A Country Inn Really on the Water

Guests gathered by the front railing, sipping wine that matched the deepening cherry sunset as the Eastern Star, a 85-foot, double-planked mahogany motor yacht. The rippling water below looked like an Escher painting, twinkling with luminescence.

The night reminded Laurie Smollett Kutscera, hostess, of another starry evening under a harvest moon on a smaller boat years ago. Frank Sinatra was playing and she was enjoying a candlelight dinner with her husband, Nick Kutscera. As ocean waves crashed in the distance off Jones Beach, they talked about Mr. Kutscera’s longtime dream of being a gentleman captain. The Kutsceras frequently entertained on their 28-foot boat, taking friends out for weekend getaways. Why not, they mused, recreate the perfect setting on a larger craft for paying guests? Why not turn their passion into their lives?

”That is kind of how it blossomed not just into the boating business but a private luxury yacht for charter,” said Mrs. Kutscera. For the guests on board recently for a fall foliage tour, it was a gourmet wining and dining mini-vacation.
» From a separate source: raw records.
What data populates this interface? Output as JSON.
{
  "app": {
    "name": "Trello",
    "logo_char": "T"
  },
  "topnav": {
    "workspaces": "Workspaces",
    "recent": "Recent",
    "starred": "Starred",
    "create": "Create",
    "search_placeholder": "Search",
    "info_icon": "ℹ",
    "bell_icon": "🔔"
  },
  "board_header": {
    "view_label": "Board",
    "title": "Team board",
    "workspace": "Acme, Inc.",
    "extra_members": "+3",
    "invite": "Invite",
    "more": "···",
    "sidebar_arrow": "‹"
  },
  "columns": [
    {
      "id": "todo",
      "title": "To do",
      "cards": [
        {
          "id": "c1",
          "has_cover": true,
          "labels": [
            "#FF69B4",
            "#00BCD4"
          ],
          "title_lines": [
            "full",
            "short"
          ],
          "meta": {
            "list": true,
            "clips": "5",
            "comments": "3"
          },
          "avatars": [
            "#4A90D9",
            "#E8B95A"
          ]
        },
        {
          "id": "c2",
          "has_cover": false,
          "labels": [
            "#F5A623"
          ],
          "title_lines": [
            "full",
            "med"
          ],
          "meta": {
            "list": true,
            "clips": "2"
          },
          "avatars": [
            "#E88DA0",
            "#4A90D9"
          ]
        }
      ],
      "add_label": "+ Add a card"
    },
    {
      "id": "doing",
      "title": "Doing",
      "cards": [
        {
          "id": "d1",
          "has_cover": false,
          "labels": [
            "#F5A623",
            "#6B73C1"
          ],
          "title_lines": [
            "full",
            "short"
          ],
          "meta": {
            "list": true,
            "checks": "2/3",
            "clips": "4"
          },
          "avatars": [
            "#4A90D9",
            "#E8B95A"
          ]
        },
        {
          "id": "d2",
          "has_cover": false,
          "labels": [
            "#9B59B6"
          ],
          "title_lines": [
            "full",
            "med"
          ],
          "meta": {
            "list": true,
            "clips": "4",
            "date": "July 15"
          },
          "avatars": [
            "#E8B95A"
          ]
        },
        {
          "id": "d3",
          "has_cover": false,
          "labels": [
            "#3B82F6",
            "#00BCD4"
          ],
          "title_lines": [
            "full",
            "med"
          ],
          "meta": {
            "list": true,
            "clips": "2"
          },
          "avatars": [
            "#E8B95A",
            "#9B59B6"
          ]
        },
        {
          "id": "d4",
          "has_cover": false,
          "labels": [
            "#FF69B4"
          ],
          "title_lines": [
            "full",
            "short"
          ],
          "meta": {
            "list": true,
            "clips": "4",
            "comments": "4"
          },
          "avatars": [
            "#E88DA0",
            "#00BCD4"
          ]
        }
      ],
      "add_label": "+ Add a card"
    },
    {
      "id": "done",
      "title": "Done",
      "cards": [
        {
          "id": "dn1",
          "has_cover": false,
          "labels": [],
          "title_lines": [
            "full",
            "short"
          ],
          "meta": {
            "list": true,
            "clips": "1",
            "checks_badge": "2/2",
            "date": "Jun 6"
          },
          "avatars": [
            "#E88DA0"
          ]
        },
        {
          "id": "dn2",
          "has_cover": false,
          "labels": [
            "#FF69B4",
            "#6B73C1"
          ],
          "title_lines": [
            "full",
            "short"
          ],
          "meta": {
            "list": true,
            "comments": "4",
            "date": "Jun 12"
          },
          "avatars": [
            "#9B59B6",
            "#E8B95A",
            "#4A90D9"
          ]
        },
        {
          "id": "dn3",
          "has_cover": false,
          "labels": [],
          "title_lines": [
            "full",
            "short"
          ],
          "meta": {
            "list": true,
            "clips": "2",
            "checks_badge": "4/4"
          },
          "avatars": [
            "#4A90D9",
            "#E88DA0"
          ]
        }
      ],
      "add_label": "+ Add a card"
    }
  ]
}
It took a year for Mr. Kutscera, who was working weekends as a captain for the Fire Island ferries out of Sayville and doing computer technical support for a pharmaceutical ad agency, to find an old, barnacle-covered, 30-year-old wooden party fishing boat in North Carolina. In 1997, he brought it to a marina in Bay Shore, set up a wood shop on the dock, quit his day job and spent the next three years converting it.

”I pretty much created the boat,” said Mr. Kutscera, 46, an accomplished woodworker who consulted with a naval architect from the Webb Institute in Glen Cove, then gutted the ship. ”I designed it and did a lot of the work myself. I had my hands on every square inch of this boat.”

To make the main level roomier, Mr. Kutscera pushed out the house walls to accommodate a large salon with a comfortable sectional sofa and armchairs, a polished mahogany bar and wood-burning fireplace. A cozy library with oak wainscoting replaced an old concession stand in the forward section and a formal dining room that seats 14 at two cherry tables replaced the former fish scaling area in the stern. Upstairs, he redesigned the pilothouse and added a state of the art navigational system and the couple’s private stateroom.

Mrs. Kutscera, a graphic designer and illustrator, decorated the ship’s interior with navy and beige fabrics to complement the varnished mahogany and resemble a quaint New England country inn, with hand-blown goblets, Lenox china and antique candlesticks in the dining room, sepia prints of old sailing vessels for the walls and an inlaid wood backgammon set for the library.

On the lower deck, where a single fluorescent bulb once lit a cavernous room with 21 bunks for overnight trips, Mr. Kutscera built six staterooms with two semi-private baths. Cushioned lounges, n additional mahogany bar and dining tables are located on the upper deck. And they hired an award-winning on-board chef.

”I kind of look at the yacht as a stage and the play changes with each event,” Mrs. Kutscera said.

”I feel incredibly, incredibly lucky that I’m able to do what I always wanted to do,” Mr. Kutscera said. ”To me yachting is an ¬†experience. I really wanted our guests to see how amazing it is out here on the water.”